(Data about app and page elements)
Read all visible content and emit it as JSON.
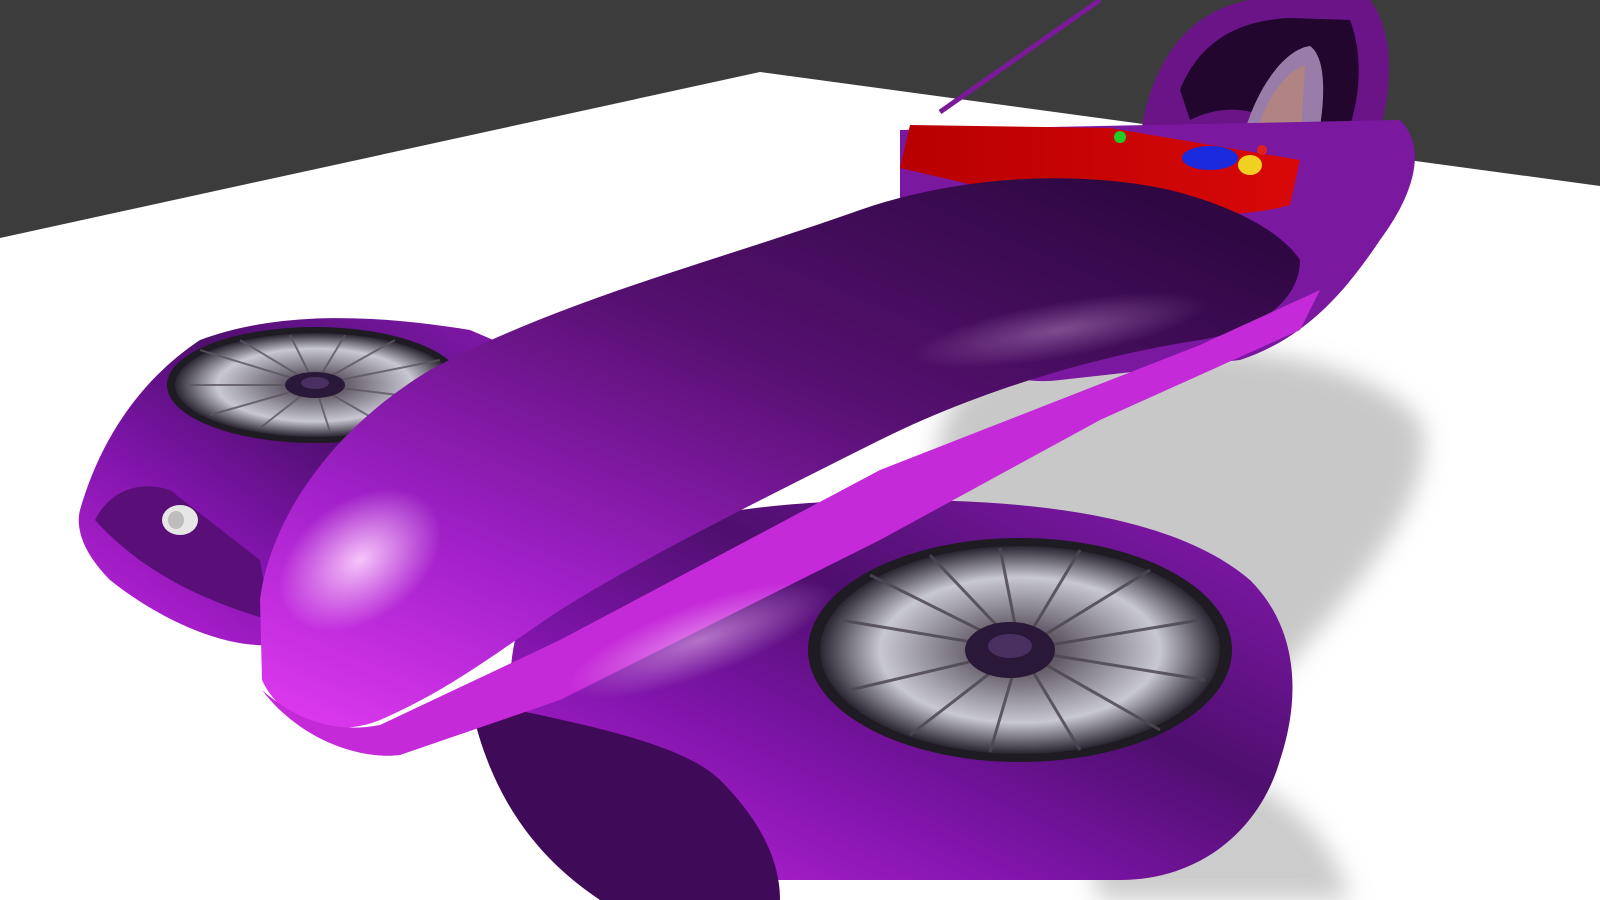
{
  "scene": {
    "subject": "hover-vehicle-render",
    "colors": {
      "backdrop": "#3c3c3c",
      "floor": "#ffffff",
      "shadow": "#8f8f8f",
      "body_dark": "#3a0a4e",
      "body_mid": "#8a1ab5",
      "body_light": "#e23af2",
      "highlight": "#ffd6ff",
      "cockpit_red": "#c40000",
      "fan_metal": "#b8b8c4",
      "fan_dark": "#1e1b22"
    },
    "icons": [
      "front-left-fan-icon",
      "rear-right-fan-icon",
      "seat-icon",
      "controls-icon"
    ]
  }
}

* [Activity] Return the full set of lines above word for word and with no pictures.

* [Result of the task]
Read all visible content and emit it as JSON.
{
  "scene": {
    "subject": "hover-vehicle-render",
    "colors": {
      "backdrop": "#3c3c3c",
      "floor": "#ffffff",
      "shadow": "#8f8f8f",
      "body_dark": "#3a0a4e",
      "body_mid": "#8a1ab5",
      "body_light": "#e23af2",
      "highlight": "#ffd6ff",
      "cockpit_red": "#c40000",
      "fan_metal": "#b8b8c4",
      "fan_dark": "#1e1b22"
    },
    "icons": [
      "front-left-fan-icon",
      "rear-right-fan-icon",
      "seat-icon",
      "controls-icon"
    ]
  }
}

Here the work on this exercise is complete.